With this one my hands are a little more tied. Everyone in the building is disappointed. The doorman when we first moved into the theater asked, “Are you going to improvise?” Jesus. It’s become this big expectation. I think we’ll get some down the road. There’s a lot of technical stuff that can go wrong. One night it did go wrong and Christian [Borle] and I had a chance to have some fun. We can only hope that down the road more stuff goes wrong.

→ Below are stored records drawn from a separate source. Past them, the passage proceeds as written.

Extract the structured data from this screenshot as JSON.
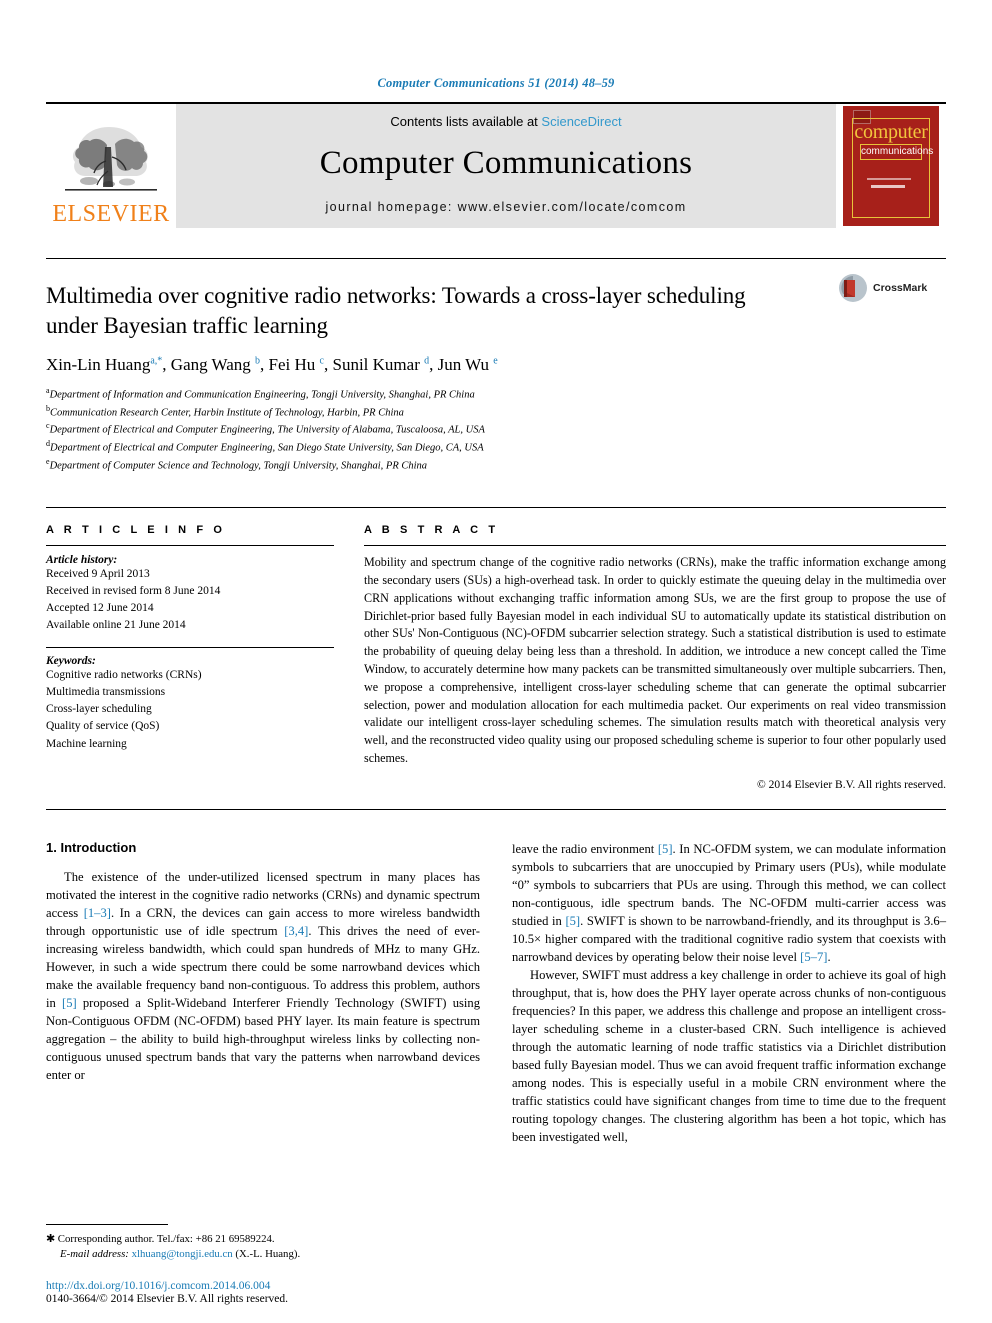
{
  "running_head": "Computer Communications 51 (2014) 48–59",
  "banner": {
    "publisher_name": "ELSEVIER",
    "contents_prefix": "Contents lists available at ",
    "sciencedirect": "ScienceDirect",
    "journal_title": "Computer Communications",
    "homepage": "journal homepage: www.elsevier.com/locate/comcom",
    "cover": {
      "line1": "computer",
      "line2": "communications"
    }
  },
  "crossmark": {
    "label": "CrossMark"
  },
  "article": {
    "title": "Multimedia over cognitive radio networks: Towards a cross-layer scheduling under Bayesian traffic learning",
    "authors": [
      {
        "name": "Xin-Lin Huang",
        "marks": "a,*"
      },
      {
        "name": "Gang Wang",
        "marks": "b"
      },
      {
        "name": "Fei Hu",
        "marks": "c"
      },
      {
        "name": "Sunil Kumar",
        "marks": "d"
      },
      {
        "name": "Jun Wu",
        "marks": "e"
      }
    ],
    "affiliations": [
      {
        "mark": "a",
        "text": "Department of Information and Communication Engineering, Tongji University, Shanghai, PR China"
      },
      {
        "mark": "b",
        "text": "Communication Research Center, Harbin Institute of Technology, Harbin, PR China"
      },
      {
        "mark": "c",
        "text": "Department of Electrical and Computer Engineering, The University of Alabama, Tuscaloosa, AL, USA"
      },
      {
        "mark": "d",
        "text": "Department of Electrical and Computer Engineering, San Diego State University, San Diego, CA, USA"
      },
      {
        "mark": "e",
        "text": "Department of Computer Science and Technology, Tongji University, Shanghai, PR China"
      }
    ]
  },
  "article_info": {
    "heading": "A R T I C L E   I N F O",
    "history_label": "Article history:",
    "history": [
      "Received 9 April 2013",
      "Received in revised form 8 June 2014",
      "Accepted 12 June 2014",
      "Available online 21 June 2014"
    ],
    "keywords_label": "Keywords:",
    "keywords": [
      "Cognitive radio networks (CRNs)",
      "Multimedia transmissions",
      "Cross-layer scheduling",
      "Quality of service (QoS)",
      "Machine learning"
    ]
  },
  "abstract": {
    "heading": "A B S T R A C T",
    "text": "Mobility and spectrum change of the cognitive radio networks (CRNs), make the traffic information exchange among the secondary users (SUs) a high-overhead task. In order to quickly estimate the queuing delay in the multimedia over CRN applications without exchanging traffic information among SUs, we are the first group to propose the use of Dirichlet-prior based fully Bayesian model in each individual SU to automatically update its statistical distribution on other SUs' Non-Contiguous (NC)-OFDM subcarrier selection strategy. Such a statistical distribution is used to estimate the probability of queuing delay being less than a threshold. In addition, we introduce a new concept called the Time Window, to accurately determine how many packets can be transmitted simultaneously over multiple subcarriers. Then, we propose a comprehensive, intelligent cross-layer scheduling scheme that can generate the optimal subcarrier selection, power and modulation allocation for each multimedia packet. Our experiments on real video transmission validate our intelligent cross-layer scheduling schemes. The simulation results match with theoretical analysis very well, and the reconstructed video quality using our proposed scheduling scheme is superior to four other popularly used schemes.",
    "copyright": "© 2014 Elsevier B.V. All rights reserved."
  },
  "body": {
    "section_heading": "1. Introduction",
    "left_paragraphs": [
      "The existence of the under-utilized licensed spectrum in many places has motivated the interest in the cognitive radio networks (CRNs) and dynamic spectrum access [1–3]. In a CRN, the devices can gain access to more wireless bandwidth through opportunistic use of idle spectrum [3,4]. This drives the need of ever-increasing wireless bandwidth, which could span hundreds of MHz to many GHz. However, in such a wide spectrum there could be some narrowband devices which make the available frequency band non-contiguous. To address this problem, authors in [5] proposed a Split-Wideband Interferer Friendly Technology (SWIFT) using Non-Contiguous OFDM (NC-OFDM) based PHY layer. Its main feature is spectrum aggregation – the ability to build high-throughput wireless links by collecting non-contiguous unused spectrum bands that vary the patterns when narrowband devices enter or"
    ],
    "right_paragraphs": [
      "leave the radio environment [5]. In NC-OFDM system, we can modulate information symbols to subcarriers that are unoccupied by Primary users (PUs), while modulate “0” symbols to subcarriers that PUs are using. Through this method, we can collect non-contiguous, idle spectrum bands. The NC-OFDM multi-carrier access was studied in [5]. SWIFT is shown to be narrowband-friendly, and its throughput is 3.6–10.5× higher compared with the traditional cognitive radio system that coexists with narrowband devices by operating below their noise level [5–7].",
      "However, SWIFT must address a key challenge in order to achieve its goal of high throughput, that is, how does the PHY layer operate across chunks of non-contiguous frequencies? In this paper, we address this challenge and propose an intelligent cross-layer scheduling scheme in a cluster-based CRN. Such intelligence is achieved through the automatic learning of node traffic statistics via a Dirichlet distribution based fully Bayesian model. Thus we can avoid frequent traffic information exchange among nodes. This is especially useful in a mobile CRN environment where the traffic statistics could have significant changes from time to time due to the frequent routing topology changes. The clustering algorithm has been a hot topic, which has been investigated well,"
    ]
  },
  "footnote": {
    "corresponding": "Corresponding author. Tel./fax: +86 21 69589224.",
    "email_label": "E-mail address:",
    "email": "xlhuang@tongji.edu.cn",
    "email_suffix": "(X.-L. Huang)."
  },
  "doi": {
    "url": "http://dx.doi.org/10.1016/j.comcom.2014.06.004",
    "issn_line": "0140-3664/© 2014 Elsevier B.V. All rights reserved."
  },
  "colors": {
    "link_blue": "#1a7bb5",
    "sciencedirect_blue": "#3399cc",
    "elsevier_orange": "#F08019",
    "cover_red": "#A7201A",
    "cover_yellow": "#F2C53D"
  }
}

My son Mike Teavee was supposed to disappear and the elevator that’s supposed to make him disappear didn’t work. We were just talking and bantering. Christian said to him, “Just jump down and pretend it happened. We had a lot of fun with it. Bethenny Frankel from The Real Housewives of New York was in the audience that night. So I said, “Maybe we should watch The Real Housewives instead.” Stay in the moment and acknowledge what’s in the room has always been a valuable lesson.
Do you have a specific pre-show routine?
Pace back and forth nervously, do vocal warm-ups, try to drink water. At the top of the show they sing “Candy Man” and everyone on our floor opens their dressing room doors and we all sing the last note really badly off-key.
What’s your advice for aspiring actors?
Ugh, God. Can you tell how I like this question?
Yeah it can be a mixed bag of how people respond to it.
I’m a very negative person. I can’t say my advice is to give up. So I’ll just say, say yes to everything and go anywhere it takes you, as long as you’re doing something.
Maybe this is a more concrete question: what’s your advice for comedians working to develop their individual voice?
Don’t be afraid to be who you are, which is really advice for me. With Twitter and everything being public, I’ve been called on the carpet a lot of times. It’s a culture where there’s a lot of self-righteous ignorance going on. People are very easily offended. Don’t be afraid to offend. ♦